Ink drops: Giulia Napoleone on display in Florence

Ink drops: Giulia Napoleone on display in Florence

The procedural method that characterizes Giulia Napoleone’s work is not a banal visual and formal erudition, but a strong and invisible anchor chained to the cartographic features of her works, which declares a depth of thought.

The proof is the artist’s success in the numerous gallery, fair and museum exhibitions, among a varied audience. In its immediacy, the exhibition Nero di China curated by Bruno Corà, proposed by the Galleria Il Ponte in Florence, until 20 March 2020, has the pride of supporting an almost exclusively wall use, an invitation to a meditative reading for each work-poster. Legitur ergo est.

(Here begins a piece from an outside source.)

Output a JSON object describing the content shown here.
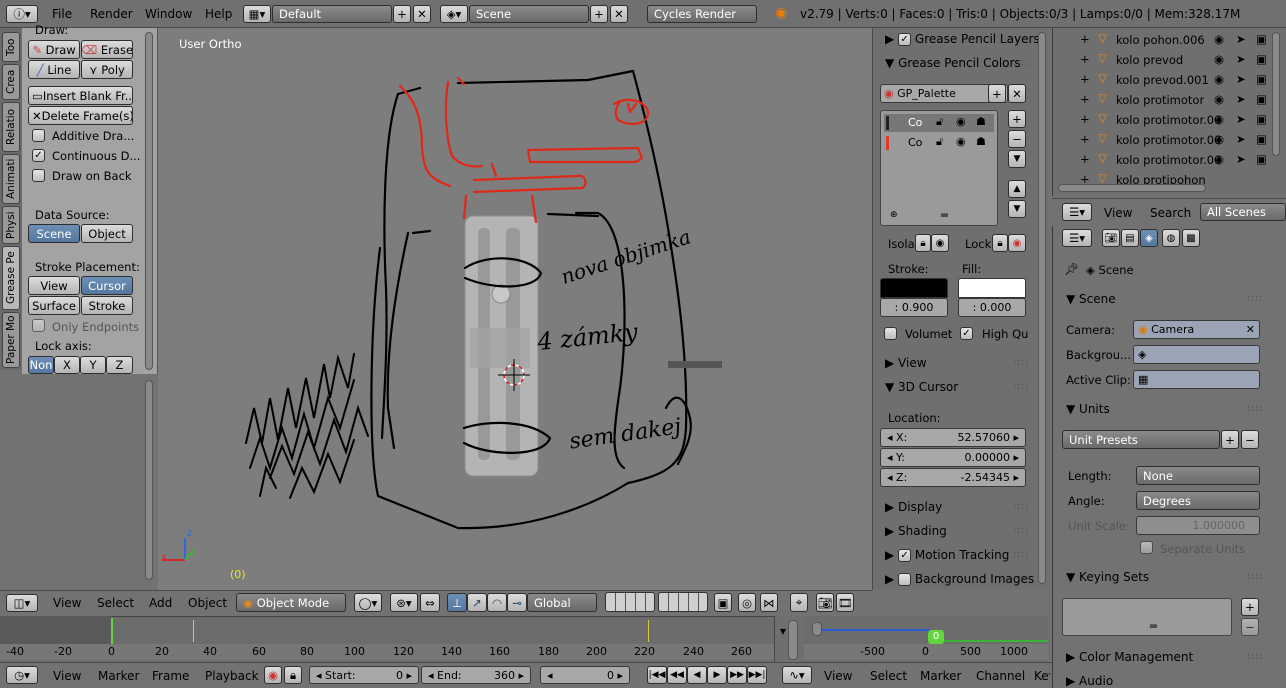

The comparison between painting and writing has illustrious precedents and current promoters of undoubted character, yet Giulia Napoleone manages to distinguish herself with acute prowess thanks to, at least, two significant elements: manual practice and landscape inclination. On the first, the rhythmic narration of the work is quite evident, which the shrewd Corà approaches Opalka[1] with which, moreover, Giulia Napoleone shares a past as an engraver that is anything but negligible, as it is precisely from the ritual constancy implicit in this technique that both the artists derive the course, the mantra, proper to their work.

Less obvious, although already present in long-standing productions[2], is the naturalistic dimension of the author from Abruzzo; the minimal shapes always bear a reference to traces and environmental signs, attributable to a perceptive graphic style or a natural gesture. The capillary river or mountain lines, the star trails and even the characteristic pearly have an implication with the outside world, which Napoleone translates into a personal and universal language at the same time.

Contrary to international counterparts, the Italian minimalists convey a more intimate and warm thought, inevitably offered by the consequences of working in contact with one of the most important historical-artistic areas of the planet: it will be enough, not to stumble in rhetoric, to remember the Grand Tour centuries to clarify the bio-rhythmic peculiarity enjoyed in the Bel Paese, still vibrant despite the newspapers and concrete. Light is a further eminent element in Napoleon’s painting, finely illustrated in its essence, a Chemical Realism would be to be enunciated[3].

With regard to the Florentine exhibition, the monotony of duotone is averted by the formal and structural variety, but above all by the significant value assumed by each individual piece: there is no way, everything is the result of a certain emotional and phenomenological moment (the light is not never the same), as the temporal and optical impact that comes out of all the works on display, the handfuls of hours and days, drop by drop of ink, is not avoided.

The poetic-literary threshold is crossed several times, creating a pleasant metafigurative dichotomy, explicit in the artist books Les Rehauts du Songe (2017) and Olympia (2019), both for the Editions Al Manar, with the poems by Yves Peyré and Luigia Sorrentino: the graphic and typographic signs follow one another in a dark waltz, prey to an ocular vortex of reading and figure, leaving the right observer to breathe the cards.

There is, indeed, an inviting and discreet plastic force, more suited to the touch than to the “grip”, in the painter’s paintings, however elusive, wild force, just like a landscape, cannot be harnessed.

Luca Sposato

[1] Cfr. B. CORÀ, Giulia Napoleone. La mediazione ininterrotta dei segni. in Nero di China, exhibition catalogue at Galleria Il Ponte di Firenze, ed. Gli Ori, Pontedera, 2020, p.19.

[2] Since the 1960s, Napoleon’s research has focused on “representing light” almost in mimetic form, capturing the element’s dust image, its environmental purity; the Mutano i cieli series (2002) is further confirmation of the naturalistic character of her work.

[3] Overcoming Alchemy, it has been noted that different currents of the twentieth century, in particular Magic Realism, find in chemical science the ideal fulcrum between reality and the invisible world, to be drawn on to “give phosphorus” to the distinct expressive manifestations.


Giulia Napoleone. Nero di China
curated by Bruno Corà
through March 20, 2020
Galleria il Ponte
via di Mezzo 42/B, 50121, Firenze
opening hours: Monday / Friday 15.30 – 19.00. Saturday by appointment
055 / 240617 – –

exhibition view, Giulia Napoleone. Nero di China, 2020Giulia Napoleone. Nero di China, 2020 exhibition view at Galleria il Ponte

Giulia Napoleone. Nero di China, 2020 exhibition view at Galleria il Ponte

Giulia Napoleone, Au bord du vide, 2019, Indian ink, Arches paper, 103x103 cmGiulia Napoleone, Au bord du vide, 2019, Indian ink, Arches paper, 103×103 cm

Giulia Napoleone, La clarté 2, 2018/19, Indian ink, board, ø50 cm


Your email address will not be published. Required fields are marked *

By using this form you agree with the storage and handling of your data by this website.